## Exercise aim
List each line of the data that holds the string "setting", please.

Dataset rows for apps and sites
+++

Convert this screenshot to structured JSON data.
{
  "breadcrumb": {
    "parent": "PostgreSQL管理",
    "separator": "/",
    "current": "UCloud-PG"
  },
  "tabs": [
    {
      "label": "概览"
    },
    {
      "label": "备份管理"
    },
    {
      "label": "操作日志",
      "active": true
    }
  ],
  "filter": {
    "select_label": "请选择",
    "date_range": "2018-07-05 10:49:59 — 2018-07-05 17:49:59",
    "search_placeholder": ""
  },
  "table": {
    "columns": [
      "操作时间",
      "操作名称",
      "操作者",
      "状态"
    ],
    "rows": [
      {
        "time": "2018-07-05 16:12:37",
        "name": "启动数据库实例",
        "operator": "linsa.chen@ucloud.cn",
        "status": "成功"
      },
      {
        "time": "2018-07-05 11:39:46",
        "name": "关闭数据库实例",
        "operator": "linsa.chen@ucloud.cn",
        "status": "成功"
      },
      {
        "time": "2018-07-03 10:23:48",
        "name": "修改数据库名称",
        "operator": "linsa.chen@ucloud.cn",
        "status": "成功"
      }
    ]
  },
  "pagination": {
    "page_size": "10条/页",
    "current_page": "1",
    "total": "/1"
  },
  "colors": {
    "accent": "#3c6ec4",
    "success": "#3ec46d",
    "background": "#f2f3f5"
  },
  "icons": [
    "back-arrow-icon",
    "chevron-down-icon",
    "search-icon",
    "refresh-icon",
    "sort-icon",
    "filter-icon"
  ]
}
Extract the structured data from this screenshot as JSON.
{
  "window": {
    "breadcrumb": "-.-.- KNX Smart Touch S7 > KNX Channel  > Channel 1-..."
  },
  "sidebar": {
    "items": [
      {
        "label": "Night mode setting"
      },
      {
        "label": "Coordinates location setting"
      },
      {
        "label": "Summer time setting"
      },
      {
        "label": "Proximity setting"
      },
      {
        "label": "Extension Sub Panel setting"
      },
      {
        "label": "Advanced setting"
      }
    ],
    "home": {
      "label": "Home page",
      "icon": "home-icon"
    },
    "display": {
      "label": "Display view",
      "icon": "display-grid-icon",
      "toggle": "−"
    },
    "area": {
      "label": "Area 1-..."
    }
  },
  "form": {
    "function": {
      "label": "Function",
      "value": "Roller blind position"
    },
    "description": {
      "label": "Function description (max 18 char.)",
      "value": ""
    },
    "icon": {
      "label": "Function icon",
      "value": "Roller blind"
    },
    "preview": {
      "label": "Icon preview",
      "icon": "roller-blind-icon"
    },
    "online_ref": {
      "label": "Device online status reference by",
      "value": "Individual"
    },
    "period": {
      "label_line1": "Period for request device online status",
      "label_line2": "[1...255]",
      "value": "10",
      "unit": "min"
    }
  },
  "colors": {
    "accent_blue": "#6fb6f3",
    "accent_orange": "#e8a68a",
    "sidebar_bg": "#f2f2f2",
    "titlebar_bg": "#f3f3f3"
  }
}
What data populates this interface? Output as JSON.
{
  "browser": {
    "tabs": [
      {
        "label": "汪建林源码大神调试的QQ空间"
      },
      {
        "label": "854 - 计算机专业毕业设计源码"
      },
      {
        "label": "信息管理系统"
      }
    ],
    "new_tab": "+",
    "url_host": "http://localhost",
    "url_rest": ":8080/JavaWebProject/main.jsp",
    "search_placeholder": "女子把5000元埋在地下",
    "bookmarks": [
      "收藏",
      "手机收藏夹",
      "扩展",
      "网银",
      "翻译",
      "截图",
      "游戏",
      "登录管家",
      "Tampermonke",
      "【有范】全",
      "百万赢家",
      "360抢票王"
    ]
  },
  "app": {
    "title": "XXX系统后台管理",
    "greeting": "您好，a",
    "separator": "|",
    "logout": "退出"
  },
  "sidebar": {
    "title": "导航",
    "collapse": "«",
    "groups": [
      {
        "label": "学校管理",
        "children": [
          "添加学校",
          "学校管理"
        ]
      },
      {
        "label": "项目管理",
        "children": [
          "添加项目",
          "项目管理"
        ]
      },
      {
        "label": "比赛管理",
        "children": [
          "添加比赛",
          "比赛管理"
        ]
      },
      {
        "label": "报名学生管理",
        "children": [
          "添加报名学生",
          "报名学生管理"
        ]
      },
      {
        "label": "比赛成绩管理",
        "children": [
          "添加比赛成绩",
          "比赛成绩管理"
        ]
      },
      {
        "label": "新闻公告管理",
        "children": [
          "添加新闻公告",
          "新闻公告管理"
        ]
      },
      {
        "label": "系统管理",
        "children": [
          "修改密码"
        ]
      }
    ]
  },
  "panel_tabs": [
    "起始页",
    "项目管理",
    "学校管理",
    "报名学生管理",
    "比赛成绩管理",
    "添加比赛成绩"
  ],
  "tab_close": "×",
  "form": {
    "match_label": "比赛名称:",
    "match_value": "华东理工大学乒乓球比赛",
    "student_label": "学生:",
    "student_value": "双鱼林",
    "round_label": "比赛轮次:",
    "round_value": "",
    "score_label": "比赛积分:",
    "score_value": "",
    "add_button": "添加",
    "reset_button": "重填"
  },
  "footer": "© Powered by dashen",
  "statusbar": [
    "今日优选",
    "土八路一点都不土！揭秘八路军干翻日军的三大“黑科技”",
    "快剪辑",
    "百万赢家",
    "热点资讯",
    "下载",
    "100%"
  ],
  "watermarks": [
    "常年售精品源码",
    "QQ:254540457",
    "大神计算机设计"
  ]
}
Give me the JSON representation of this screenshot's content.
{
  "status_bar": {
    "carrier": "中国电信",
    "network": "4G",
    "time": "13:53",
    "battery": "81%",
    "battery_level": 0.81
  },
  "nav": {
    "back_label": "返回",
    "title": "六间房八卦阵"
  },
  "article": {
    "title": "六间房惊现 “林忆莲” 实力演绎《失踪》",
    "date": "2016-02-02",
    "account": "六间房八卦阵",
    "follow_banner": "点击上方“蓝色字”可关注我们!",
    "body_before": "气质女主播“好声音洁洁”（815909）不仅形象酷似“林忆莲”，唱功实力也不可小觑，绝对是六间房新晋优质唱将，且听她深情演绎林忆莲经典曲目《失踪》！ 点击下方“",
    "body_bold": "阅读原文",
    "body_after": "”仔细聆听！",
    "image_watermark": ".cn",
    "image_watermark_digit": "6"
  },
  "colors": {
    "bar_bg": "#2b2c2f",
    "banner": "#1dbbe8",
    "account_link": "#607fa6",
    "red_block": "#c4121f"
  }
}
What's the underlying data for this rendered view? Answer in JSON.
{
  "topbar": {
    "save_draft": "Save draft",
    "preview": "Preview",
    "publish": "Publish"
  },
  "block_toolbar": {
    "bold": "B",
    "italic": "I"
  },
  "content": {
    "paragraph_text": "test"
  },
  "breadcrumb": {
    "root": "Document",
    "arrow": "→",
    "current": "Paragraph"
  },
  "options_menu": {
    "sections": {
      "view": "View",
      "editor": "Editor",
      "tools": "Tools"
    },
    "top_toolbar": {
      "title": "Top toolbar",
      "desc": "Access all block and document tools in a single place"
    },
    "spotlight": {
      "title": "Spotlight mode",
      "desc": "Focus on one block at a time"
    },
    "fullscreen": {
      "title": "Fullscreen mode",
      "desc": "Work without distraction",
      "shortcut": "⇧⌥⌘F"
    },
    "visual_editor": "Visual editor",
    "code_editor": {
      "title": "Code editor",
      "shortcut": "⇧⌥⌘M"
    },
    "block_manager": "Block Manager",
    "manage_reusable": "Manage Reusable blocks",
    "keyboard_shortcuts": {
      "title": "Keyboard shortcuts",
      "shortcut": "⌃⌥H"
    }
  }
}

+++

## Solved problem
        "label": "Night mode setting"
        "label": "Coordinates location setting"
        "label": "Summer time setting"
        "label": "Proximity setting"
        "label": "Extension Sub Panel setting"
        "label": "Advanced setting"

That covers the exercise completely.